7th CONGRESSIONAL HOPEFULS: THE REPUBLICANS: Three Republicans are running in the race to fill the late U.S. Rep. Elijah Cummings’ 7th District seat. Who are they and why are they running in a district that has never elected a Republican? Alison Knezevich of the Sun attempts to answer those questions.
7th DISTRICT CONGRESSIONAL VOTER GUIDE: In a special election, voters in Baltimore City, Baltimore County and Howard County will vote to replace the late U.S. Rep. Elijah Cummings for the 7th Congressional District seat. Here are their responses to policy questions in The Baltimore Sun’s voter guide ahead of the Feb. 4 primary.
UM LAW SETS CUMMINGS SCHOLARSHIP: The University of Maryland Francis King Carey School of Law has established a scholarship to honor the late U.S. Rep. Elijah E. Cummings, who graduated from the school in 1976. Louis Krauss reports for the Daily Record.
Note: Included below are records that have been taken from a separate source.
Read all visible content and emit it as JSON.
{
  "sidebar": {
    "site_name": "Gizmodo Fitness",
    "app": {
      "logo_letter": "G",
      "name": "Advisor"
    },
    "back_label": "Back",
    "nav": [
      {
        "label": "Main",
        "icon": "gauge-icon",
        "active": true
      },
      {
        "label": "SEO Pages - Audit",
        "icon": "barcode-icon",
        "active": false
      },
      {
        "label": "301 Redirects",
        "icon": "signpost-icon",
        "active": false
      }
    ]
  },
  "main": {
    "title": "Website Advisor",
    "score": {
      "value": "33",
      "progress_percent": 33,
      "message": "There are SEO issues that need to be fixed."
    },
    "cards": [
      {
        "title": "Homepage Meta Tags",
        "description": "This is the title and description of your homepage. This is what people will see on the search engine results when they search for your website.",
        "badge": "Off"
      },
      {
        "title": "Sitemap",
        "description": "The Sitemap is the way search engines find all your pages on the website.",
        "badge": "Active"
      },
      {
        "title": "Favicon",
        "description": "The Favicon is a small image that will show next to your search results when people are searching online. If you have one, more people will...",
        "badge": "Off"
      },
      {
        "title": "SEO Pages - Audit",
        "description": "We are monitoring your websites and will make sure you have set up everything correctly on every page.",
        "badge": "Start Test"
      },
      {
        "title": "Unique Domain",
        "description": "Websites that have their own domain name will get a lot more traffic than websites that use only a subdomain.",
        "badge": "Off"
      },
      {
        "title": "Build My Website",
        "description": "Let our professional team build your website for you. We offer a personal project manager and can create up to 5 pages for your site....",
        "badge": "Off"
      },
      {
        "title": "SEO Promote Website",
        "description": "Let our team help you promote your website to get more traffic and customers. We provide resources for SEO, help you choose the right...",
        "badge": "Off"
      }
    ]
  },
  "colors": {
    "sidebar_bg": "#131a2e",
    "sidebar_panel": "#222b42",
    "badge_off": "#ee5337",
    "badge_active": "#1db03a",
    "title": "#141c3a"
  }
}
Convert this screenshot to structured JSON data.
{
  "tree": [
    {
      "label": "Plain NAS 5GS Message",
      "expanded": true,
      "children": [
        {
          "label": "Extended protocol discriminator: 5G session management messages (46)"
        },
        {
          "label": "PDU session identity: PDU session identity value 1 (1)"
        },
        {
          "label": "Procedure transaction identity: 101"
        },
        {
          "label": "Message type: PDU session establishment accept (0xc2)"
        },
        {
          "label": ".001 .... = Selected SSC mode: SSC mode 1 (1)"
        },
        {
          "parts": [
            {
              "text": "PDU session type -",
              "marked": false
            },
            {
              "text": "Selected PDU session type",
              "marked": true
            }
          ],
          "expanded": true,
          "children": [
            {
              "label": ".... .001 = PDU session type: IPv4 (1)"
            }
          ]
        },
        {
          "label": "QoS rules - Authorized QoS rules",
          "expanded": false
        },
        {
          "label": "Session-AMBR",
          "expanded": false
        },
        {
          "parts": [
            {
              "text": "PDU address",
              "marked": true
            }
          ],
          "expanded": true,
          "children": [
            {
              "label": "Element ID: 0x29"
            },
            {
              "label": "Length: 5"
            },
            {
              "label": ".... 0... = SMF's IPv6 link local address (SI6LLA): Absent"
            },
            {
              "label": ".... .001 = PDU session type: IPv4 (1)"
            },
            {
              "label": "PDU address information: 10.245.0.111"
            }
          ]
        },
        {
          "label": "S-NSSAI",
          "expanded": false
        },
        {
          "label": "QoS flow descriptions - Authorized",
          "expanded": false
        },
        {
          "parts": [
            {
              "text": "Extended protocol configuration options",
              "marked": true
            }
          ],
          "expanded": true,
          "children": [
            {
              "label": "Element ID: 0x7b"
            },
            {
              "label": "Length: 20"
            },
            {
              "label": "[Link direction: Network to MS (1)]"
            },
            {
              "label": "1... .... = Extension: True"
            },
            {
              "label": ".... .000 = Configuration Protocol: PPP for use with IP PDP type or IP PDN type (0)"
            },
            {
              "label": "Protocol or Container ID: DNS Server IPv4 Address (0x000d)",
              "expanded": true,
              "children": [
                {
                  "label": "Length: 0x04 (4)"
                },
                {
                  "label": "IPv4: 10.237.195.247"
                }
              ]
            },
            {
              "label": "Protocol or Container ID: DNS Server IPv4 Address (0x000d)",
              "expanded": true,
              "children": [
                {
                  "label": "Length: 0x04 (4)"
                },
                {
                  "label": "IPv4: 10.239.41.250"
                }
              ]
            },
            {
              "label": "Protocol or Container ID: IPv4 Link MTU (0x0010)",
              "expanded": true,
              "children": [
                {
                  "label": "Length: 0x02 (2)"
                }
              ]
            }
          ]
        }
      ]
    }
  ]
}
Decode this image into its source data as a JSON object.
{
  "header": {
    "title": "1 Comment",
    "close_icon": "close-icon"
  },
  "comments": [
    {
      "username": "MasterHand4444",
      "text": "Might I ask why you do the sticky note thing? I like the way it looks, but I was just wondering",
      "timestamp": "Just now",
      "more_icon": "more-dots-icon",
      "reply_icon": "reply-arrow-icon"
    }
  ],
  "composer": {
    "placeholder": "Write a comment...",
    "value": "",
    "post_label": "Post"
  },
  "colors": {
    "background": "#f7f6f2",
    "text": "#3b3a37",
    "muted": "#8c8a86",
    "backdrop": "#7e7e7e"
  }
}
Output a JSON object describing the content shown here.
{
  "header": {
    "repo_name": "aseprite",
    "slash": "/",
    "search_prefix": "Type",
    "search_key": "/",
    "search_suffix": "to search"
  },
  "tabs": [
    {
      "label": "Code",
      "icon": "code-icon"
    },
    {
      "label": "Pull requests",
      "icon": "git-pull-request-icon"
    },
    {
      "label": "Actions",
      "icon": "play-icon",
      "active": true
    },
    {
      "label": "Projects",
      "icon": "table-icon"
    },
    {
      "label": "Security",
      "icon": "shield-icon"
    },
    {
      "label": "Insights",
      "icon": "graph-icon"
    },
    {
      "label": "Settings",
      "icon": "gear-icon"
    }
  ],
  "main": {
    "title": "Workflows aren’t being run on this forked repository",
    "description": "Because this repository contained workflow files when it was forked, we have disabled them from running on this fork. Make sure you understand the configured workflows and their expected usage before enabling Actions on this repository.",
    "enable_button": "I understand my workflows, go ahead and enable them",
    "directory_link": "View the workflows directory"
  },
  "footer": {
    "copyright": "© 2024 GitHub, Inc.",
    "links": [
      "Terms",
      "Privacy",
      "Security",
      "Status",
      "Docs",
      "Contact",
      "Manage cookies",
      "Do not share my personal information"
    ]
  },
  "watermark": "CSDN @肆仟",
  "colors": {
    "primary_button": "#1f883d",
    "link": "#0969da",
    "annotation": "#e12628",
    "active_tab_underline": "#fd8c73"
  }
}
The Cummings Scholarship has an initial endowment of $50,000, which was made available by the Maryland Carey Law Board of Visitors and will be awarded to one student at a time, according to Shara Boonshaft, senior director of philanthropy at the school.
UM ENDS CHINA-APPROVED PROGRAM: The University of Maryland, College Park has ended a Chinese-government approved education program after Congress passed legislation that the university said could jeopardize future federal funding if the program were to continue, Phil Davis of the Sun reports.